[Opening SUPPLIED MATERIAL section]
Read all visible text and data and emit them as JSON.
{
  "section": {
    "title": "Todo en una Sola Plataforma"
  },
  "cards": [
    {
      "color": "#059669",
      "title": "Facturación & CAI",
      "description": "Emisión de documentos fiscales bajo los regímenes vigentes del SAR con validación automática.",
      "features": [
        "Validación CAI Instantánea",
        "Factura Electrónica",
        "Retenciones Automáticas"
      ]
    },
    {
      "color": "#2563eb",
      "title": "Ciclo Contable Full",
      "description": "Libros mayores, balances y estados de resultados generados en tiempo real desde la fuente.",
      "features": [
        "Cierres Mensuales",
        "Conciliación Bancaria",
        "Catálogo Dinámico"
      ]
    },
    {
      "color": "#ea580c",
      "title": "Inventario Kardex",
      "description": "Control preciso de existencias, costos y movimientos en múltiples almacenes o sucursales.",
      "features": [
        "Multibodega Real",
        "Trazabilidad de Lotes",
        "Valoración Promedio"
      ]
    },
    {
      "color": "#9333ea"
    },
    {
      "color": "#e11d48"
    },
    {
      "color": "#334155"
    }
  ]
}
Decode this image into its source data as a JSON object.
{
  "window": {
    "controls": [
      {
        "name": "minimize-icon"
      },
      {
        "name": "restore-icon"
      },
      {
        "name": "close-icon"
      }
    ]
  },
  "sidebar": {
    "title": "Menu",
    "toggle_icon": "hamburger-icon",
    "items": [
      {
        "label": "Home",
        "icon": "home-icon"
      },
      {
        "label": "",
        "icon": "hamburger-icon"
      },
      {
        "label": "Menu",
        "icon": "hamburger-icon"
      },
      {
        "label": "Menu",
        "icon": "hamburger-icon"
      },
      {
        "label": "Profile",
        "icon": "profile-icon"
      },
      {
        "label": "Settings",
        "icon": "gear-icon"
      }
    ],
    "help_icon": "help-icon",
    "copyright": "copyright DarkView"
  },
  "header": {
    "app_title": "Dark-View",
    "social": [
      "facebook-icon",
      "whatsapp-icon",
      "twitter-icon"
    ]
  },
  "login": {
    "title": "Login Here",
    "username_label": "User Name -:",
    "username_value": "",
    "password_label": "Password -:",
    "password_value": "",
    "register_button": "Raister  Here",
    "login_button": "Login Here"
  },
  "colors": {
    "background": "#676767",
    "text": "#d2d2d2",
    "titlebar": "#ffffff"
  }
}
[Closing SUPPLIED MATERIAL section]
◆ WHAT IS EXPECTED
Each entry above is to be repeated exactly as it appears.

◆ ANSWER BOX
Read all visible text and data and emit them as JSON.
{
  "section": {
    "title": "Todo en una Sola Plataforma"
  },
  "cards": [
    {
      "color": "#059669",
      "title": "Facturación & CAI",
      "description": "Emisión de documentos fiscales bajo los regímenes vigentes del SAR con validación automática.",
      "features": [
        "Validación CAI Instantánea",
        "Factura Electrónica",
        "Retenciones Automáticas"
      ]
    },
    {
      "color": "#2563eb",
      "title": "Ciclo Contable Full",
      "description": "Libros mayores, balances y estados de resultados generados en tiempo real desde la fuente.",
      "features": [
        "Cierres Mensuales",
        "Conciliación Bancaria",
        "Catálogo Dinámico"
      ]
    },
    {
      "color": "#ea580c",
      "title": "Inventario Kardex",
      "description": "Control preciso de existencias, costos y movimientos en múltiples almacenes o sucursales.",
      "features": [
        "Multibodega Real",
        "Trazabilidad de Lotes",
        "Valoración Promedio"
      ]
    },
    {
      "color": "#9333ea"
    },
    {
      "color": "#e11d48"
    },
    {
      "color": "#334155"
    }
  ]
}
Decode this image into its source data as a JSON object.
{
  "window": {
    "controls": [
      {
        "name": "minimize-icon"
      },
      {
        "name": "restore-icon"
      },
      {
        "name": "close-icon"
      }
    ]
  },
  "sidebar": {
    "title": "Menu",
    "toggle_icon": "hamburger-icon",
    "items": [
      {
        "label": "Home",
        "icon": "home-icon"
      },
      {
        "label": "",
        "icon": "hamburger-icon"
      },
      {
        "label": "Menu",
        "icon": "hamburger-icon"
      },
      {
        "label": "Menu",
        "icon": "hamburger-icon"
      },
      {
        "label": "Profile",
        "icon": "profile-icon"
      },
      {
        "label": "Settings",
        "icon": "gear-icon"
      }
    ],
    "help_icon": "help-icon",
    "copyright": "copyright DarkView"
  },
  "header": {
    "app_title": "Dark-View",
    "social": [
      "facebook-icon",
      "whatsapp-icon",
      "twitter-icon"
    ]
  },
  "login": {
    "title": "Login Here",
    "username_label": "User Name -:",
    "username_value": "",
    "password_label": "Password -:",
    "password_value": "",
    "register_button": "Raister  Here",
    "login_button": "Login Here"
  },
  "colors": {
    "background": "#676767",
    "text": "#d2d2d2",
    "titlebar": "#ffffff"
  }
}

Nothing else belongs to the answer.